Examples:

  • (right) Amazing Pasta Straws, a company that creates sustainable straws out of (you guessed it!) pasta. Photo credit: Rad Bosselman
  • James Beard Foundation’s “Waste Not” food waste initiative
  • Austin (TX) food waste ordinance preventing restaurants from disposing of food waste in landfills

Digital Detox: Going off the [Hotel] Grid

Hotels are offering digital detox packages, allowing guests to lock up their phones (literally) in exchange for discounts. Everyone wins — hotels benefit (guests often use more amenities when they aren’t on their phones) and guests revel in the relaxing experience.

Examples:

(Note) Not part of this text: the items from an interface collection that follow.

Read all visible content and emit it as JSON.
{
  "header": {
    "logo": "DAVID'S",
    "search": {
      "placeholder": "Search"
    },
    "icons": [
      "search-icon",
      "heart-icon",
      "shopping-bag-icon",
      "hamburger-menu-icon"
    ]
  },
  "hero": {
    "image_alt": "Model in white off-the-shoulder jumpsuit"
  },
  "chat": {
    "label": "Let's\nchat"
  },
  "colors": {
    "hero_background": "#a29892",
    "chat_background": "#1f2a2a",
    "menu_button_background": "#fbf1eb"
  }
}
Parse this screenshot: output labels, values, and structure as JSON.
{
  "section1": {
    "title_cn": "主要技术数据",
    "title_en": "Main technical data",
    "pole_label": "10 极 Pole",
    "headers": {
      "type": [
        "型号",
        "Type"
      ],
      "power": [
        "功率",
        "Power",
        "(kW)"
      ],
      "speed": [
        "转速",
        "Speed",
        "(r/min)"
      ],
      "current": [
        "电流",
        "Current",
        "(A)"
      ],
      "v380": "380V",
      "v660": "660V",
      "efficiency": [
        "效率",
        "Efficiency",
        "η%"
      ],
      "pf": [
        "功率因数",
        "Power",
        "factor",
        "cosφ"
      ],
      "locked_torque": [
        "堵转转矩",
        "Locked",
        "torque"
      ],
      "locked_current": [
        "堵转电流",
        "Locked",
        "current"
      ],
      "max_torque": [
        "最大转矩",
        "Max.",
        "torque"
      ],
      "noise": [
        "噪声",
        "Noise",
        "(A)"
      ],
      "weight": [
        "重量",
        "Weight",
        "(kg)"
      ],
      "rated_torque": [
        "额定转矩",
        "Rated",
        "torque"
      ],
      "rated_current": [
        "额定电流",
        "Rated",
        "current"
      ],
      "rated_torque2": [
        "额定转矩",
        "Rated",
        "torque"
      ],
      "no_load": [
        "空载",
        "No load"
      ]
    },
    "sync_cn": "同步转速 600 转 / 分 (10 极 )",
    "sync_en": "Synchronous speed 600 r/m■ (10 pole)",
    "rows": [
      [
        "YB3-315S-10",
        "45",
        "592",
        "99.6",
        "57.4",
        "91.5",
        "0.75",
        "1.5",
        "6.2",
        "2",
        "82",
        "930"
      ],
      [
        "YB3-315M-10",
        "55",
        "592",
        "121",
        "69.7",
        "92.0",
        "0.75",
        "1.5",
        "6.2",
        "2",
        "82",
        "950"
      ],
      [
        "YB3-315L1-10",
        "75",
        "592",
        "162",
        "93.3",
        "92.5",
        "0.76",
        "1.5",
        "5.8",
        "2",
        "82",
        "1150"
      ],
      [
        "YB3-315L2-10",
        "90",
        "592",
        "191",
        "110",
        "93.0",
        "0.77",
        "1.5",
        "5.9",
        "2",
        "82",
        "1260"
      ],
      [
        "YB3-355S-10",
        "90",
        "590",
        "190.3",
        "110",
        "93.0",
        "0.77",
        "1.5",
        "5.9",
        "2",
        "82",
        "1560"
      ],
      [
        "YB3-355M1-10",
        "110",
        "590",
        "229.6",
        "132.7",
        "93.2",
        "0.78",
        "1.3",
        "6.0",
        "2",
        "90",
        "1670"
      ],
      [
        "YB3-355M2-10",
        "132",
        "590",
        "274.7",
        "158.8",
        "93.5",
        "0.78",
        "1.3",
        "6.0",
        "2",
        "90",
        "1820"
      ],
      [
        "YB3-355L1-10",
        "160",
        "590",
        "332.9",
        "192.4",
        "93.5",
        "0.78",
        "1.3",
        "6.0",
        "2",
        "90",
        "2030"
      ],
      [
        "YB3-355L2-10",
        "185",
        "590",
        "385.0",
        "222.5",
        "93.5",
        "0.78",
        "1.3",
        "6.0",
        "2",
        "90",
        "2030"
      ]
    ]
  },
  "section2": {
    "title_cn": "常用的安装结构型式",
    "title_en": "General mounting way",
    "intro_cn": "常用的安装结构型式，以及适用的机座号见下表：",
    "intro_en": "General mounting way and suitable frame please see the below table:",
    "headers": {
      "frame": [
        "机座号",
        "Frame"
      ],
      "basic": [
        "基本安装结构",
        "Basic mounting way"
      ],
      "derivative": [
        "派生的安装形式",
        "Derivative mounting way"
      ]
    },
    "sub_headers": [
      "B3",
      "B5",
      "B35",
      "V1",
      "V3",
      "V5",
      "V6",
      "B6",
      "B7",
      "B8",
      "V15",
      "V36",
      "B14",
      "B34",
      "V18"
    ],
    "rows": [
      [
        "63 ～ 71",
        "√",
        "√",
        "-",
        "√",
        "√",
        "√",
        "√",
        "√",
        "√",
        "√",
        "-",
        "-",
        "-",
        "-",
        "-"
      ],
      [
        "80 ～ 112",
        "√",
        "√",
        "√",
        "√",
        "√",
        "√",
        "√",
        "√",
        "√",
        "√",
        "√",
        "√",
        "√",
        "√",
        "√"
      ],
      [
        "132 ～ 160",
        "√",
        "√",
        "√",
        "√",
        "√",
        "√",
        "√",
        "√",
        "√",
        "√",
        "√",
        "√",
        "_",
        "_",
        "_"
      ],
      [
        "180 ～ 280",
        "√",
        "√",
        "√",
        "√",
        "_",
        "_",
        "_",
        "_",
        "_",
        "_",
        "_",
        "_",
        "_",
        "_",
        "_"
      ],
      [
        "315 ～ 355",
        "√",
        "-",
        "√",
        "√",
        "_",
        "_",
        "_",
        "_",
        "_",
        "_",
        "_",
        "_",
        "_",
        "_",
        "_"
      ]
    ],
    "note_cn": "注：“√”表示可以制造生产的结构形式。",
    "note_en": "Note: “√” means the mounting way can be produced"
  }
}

  • The Mandarin Oriental Hotel (NY) offers a digital wellness package that includes spa therapies to target back and neck strain from device use
  • The James Hotel (NY) offers a portable safe to lock up your digital devices, with the combination and timer set by the front desk team. Guests that participate receive 10% off their room rate.
  • Hotel chains including the Wyndham Grand have begun offering promotions to guests willing to give up their devices during their stay

2019 top trendsSeed to Table

So long, farm to table. Seed to table is the new trend! What does it mean? Chefs are working directly with farmers to grow vegetables that put flavor (not yield, shelf life, or uniformity) first. Leading the charge is Row 7 Seed Company, launched by Chef Dan Barber and his seed-breeder partners. By working together in the field and kitchen, they test, taste and market delicious new plant varieties to make an impact in the soil and at the table.

Examples:

  • (above) Row 7 Seed Company. Photo credit: Johnny Autry
  • SPQR (San Francisco) works closely with local farmers to cultivate uncommon items

To learn more about af&co. and 2019 top trends, please visit their website.

Joyce Appelman
Joyce Appelman is the Director of Public Relations and Special Events for Total Food Service and previously the National Communications Director for C-CAP, Careers through Culinary Arts Program. An industry leader supporting education and scholarships, she has been instrumental in opening career opportunities for many young people in the foodservice industry. Email her at joyceappelman@gmail.com